In North Carolina, where one in nine workers can’t find a job, there’s a county where the tough times haven’t been all that bad.
In fact, unemployment is well below the state average, relatively few homes are falling into foreclosure and people are still flocking to restaurants and spending money at stores.
The Teflon economy of Orange County is unique to the state but not the U.S.
The United States is dotted with places that appear to be islands of relative prosperity in the sea of recessionary woes.
A common trait among these counties: At least 15 per cent of the work force is employed by the government, according to an Associated Press analysis.
In Orange County, it’s the University of North Carolina, the nation’s oldest public university and, in good times or bad, a job-creating machine. Elsewhere, it’s military bases, state capitals, universities and other government institutions.
The Associated Press’s Economic Stress Index, which factors in unemployment, foreclosures and bankruptcies to calculate a score that measures the relative impact of the recession, shows that about 300 of the nation’s 3,000 counties are being sheltered from the economic storm by large numbers of workers who get paychecks from federal, state or local governments.
The analysis, which assigns each county a score from 1 to 100 with higher numbers reflecting the greatest stress from the recession, also suggests the locales are in a strong position to weather likely cuts in government spending.

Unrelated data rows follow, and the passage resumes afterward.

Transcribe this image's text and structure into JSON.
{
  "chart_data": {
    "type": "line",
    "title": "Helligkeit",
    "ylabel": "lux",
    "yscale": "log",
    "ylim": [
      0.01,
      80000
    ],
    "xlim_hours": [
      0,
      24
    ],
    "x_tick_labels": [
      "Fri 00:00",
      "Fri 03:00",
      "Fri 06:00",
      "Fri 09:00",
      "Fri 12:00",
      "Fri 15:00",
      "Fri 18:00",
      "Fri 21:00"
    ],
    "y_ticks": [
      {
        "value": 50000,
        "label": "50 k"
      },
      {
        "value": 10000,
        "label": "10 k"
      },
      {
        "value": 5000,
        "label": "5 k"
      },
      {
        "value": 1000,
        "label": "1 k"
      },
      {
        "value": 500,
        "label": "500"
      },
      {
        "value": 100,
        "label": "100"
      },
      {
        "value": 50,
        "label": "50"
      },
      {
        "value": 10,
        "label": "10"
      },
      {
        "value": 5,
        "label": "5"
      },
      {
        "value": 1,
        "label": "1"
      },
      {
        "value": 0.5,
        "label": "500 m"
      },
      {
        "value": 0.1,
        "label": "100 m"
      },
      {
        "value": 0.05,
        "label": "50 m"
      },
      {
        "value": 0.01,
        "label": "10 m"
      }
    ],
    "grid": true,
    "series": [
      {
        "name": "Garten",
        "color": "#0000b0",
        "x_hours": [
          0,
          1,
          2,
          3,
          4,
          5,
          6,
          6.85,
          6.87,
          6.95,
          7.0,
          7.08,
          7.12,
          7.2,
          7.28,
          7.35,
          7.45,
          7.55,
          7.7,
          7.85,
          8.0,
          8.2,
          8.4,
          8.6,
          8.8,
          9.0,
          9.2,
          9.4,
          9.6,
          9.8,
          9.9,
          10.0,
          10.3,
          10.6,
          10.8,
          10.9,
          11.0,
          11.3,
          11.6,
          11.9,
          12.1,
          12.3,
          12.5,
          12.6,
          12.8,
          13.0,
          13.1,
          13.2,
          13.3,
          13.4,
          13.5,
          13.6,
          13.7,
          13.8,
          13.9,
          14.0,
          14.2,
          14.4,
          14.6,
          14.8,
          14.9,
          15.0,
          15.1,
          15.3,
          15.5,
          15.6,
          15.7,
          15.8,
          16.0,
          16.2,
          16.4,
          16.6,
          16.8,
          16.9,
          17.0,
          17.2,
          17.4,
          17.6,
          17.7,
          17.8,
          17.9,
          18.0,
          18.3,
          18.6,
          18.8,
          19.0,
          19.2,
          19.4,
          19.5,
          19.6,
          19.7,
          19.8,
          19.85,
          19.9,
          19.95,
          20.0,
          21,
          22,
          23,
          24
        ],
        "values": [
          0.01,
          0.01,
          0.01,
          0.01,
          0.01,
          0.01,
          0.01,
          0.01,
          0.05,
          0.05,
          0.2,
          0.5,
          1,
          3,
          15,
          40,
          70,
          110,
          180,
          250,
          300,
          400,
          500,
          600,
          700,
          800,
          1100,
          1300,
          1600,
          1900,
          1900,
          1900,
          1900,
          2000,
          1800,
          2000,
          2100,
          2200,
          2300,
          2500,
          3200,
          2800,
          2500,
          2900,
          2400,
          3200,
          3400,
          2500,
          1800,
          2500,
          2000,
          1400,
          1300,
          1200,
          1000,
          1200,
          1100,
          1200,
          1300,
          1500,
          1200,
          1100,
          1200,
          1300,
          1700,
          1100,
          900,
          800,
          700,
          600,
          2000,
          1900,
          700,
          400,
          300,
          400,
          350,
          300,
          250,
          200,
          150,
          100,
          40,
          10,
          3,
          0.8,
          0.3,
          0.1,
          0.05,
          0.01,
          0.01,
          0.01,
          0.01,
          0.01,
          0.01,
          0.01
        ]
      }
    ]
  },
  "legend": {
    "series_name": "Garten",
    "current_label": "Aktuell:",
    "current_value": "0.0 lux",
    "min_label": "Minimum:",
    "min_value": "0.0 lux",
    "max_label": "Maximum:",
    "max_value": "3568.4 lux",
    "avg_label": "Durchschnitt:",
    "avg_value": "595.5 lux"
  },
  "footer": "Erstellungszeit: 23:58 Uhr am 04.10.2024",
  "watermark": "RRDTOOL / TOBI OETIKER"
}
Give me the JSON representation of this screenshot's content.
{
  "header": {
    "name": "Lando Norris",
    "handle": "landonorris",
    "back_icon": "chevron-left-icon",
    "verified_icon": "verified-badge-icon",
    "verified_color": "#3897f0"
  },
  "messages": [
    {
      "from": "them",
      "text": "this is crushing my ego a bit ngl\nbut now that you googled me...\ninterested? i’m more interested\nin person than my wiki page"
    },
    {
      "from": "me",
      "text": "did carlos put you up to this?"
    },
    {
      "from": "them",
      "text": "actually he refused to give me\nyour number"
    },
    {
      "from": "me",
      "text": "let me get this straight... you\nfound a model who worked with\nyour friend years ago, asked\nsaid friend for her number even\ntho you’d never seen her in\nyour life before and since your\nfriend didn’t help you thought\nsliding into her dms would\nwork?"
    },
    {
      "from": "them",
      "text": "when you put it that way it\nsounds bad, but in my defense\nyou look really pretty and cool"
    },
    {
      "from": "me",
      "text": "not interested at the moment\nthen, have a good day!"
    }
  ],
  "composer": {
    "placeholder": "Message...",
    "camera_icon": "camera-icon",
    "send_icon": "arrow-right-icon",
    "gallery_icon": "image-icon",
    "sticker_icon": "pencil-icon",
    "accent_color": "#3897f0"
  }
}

The Associated Press found that for every 5 point drop in the percentage of government workers a county has, there was a corresponding 1 point rise in the county’s Economic Stress score.

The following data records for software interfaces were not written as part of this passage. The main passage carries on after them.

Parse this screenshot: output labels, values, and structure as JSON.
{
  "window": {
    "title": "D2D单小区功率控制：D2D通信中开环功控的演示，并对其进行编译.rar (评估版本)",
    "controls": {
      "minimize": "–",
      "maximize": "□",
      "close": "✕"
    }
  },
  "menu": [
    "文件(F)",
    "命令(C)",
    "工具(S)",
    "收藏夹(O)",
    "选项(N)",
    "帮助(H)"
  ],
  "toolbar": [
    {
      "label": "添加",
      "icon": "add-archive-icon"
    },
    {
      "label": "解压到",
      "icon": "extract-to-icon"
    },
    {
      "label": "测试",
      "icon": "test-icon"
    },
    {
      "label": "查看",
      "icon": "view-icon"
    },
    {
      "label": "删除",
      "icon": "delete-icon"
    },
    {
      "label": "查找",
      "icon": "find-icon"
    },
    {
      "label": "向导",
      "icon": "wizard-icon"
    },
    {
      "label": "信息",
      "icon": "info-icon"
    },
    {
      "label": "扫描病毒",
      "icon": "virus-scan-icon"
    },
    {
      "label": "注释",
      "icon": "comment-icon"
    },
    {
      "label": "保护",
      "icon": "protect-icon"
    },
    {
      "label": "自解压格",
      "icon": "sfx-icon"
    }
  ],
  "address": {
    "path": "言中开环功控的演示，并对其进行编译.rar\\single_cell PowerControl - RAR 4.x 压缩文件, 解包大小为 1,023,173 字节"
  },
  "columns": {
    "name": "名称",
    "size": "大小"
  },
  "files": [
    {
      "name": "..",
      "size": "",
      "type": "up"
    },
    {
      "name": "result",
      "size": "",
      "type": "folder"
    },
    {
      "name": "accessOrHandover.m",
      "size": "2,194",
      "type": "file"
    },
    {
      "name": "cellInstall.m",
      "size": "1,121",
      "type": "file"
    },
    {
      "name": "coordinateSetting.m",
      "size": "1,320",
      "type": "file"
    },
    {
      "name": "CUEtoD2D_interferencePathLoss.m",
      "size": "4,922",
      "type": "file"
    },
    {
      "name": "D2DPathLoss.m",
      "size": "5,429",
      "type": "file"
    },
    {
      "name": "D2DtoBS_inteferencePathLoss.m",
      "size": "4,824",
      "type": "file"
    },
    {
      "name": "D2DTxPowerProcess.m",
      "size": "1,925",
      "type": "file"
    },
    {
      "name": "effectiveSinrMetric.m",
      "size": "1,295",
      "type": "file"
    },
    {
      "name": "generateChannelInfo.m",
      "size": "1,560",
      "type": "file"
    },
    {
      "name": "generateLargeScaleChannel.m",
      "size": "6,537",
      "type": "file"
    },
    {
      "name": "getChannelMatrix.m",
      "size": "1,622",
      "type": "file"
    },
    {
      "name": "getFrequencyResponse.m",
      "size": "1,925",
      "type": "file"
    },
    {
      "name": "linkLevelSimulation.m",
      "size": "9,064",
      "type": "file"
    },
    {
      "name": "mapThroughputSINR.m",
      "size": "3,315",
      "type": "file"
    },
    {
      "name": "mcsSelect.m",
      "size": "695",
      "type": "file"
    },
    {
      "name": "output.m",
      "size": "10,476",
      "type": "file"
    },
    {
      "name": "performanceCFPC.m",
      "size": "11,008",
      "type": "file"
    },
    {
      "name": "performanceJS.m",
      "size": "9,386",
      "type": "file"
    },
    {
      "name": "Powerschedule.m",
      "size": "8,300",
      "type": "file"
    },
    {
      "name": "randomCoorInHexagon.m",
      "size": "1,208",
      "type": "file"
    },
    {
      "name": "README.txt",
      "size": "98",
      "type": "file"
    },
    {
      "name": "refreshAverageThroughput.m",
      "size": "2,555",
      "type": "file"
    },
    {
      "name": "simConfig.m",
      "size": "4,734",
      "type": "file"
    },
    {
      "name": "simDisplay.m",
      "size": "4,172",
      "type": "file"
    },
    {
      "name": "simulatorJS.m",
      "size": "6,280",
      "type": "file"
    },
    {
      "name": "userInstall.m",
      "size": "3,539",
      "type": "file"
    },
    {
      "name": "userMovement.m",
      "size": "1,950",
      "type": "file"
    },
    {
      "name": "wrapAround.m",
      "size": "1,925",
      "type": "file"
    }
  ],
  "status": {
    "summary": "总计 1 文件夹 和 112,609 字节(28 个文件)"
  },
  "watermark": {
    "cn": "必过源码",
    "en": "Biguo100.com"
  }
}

In Riley County, Kan., the military and Kansas State University dominate the work force. Leon County, Fla., where Tallahassee is, relies on state government. And in Los Alamos, N.M., it’s a national laboratory.
In Orange County, which also includes part of the Research Triangle, 25 per cent of the jobs are government funded, according to Census Bureau data.
Its latest Stress Score: 6.63. In neighbouring Alamance County, by comparison, 1 in 20 jobs are government funded. Its Stress Score: 12.92.
The University of North Carolina has 12,000 employees. On top of that, tens of thousands more people — students, researchers, patients at the university’s hospital and sports fans — pass through campus and spend money. In March, as the rest of the country was hitting the bottom of the recession, Orange County was cheering the school’s basketball team on to a national championship.
The team’s run “brought us tens of millions in new purchasing over the last month and a half,” said Aaron Nelson, president of the Chapel Hill-Carrboro Chamber of Commerce.
“Every game we go further into a tournament is another evening of absolutely full bars and restaurants.”
The university’s work force alone is paid US$1.2 billion a year in salary and benefits, an average of US$100,000 each.
The state is facing a budget deficit of up to US$4 billion and has told workers to take 10 hours of unpaid time off this year to save money.
“In good economic times, a 3 per cent pay increase for state employees is like recruiting a new employer with a $50 million payroll,” Nelson said.
There are limits to government-financed job security — the good times are never quite as good because a boom doesn’t inflate government pay the way it can wages in the private sector.
And when tax revenue drops, bad times can affect government employees — states from California to Maryland have plans to furlough workers and cut pay this year.
Nelson also points out that government institutions typically don’t pay property taxes.
And big government employers are subject to abrupt change that may have nothing to do with the broader economy.
Riley County endured several years of unexpected pain when the U.S. Army moved thousands of soldiers from Ft. Riley to Germany in the mid-1990s.
But even if governments take the drastic step of cutting jobs, it’s usually not on the scale now common among big corporations and small, locally owned shops.
It’s often just too tough to lay workers off “because of the unions, because of the civil service protection,” said economist Suzanne O’Keefe at Sacramento State University.
At the University of Illinois, for example, the last sizable round of layoffs came in 2003.
Only 44 people lost their jobs — about one half of 1 per cent of the Champaign County school’s 8,700 workers.
The county in March had a Stress Score of 7.92, one of the lowest in the state where the unemployment rate is approaching 10 per cent.
More than 18 per cent of the county’s jobs are government funded.
University of Illinois economist J. Fred Giertz has lived in that protective bubble for nearly 30 years, raising two children and building a career.
The recession that was cranking up when Giertz came to the campus in eastern Illinois’ corn country in 1980— widely remembered for gutting the Rust Belt — left Champaign, Urbana and other Illinois towns with heavy government employment relatively untouched, Giertz said.
“But the other places — Decatur, Danville, Rockford — were really devastated,” he said, referring to manufacturing towns that have never fully recovered.
In Los Alamos County, N.M., home to the Department of Energy’s Los Alamos National Laboratory, more than 30 per cent of the work force is employed by government, well above the national average of about 8 per cent.
Many more people work in private-sector jobs related to the weapons lab, and local unemployment hovers around 3 per cent.
The local Stress Score is 3.23, seventh lowest among the country’s more than 3,000 counties.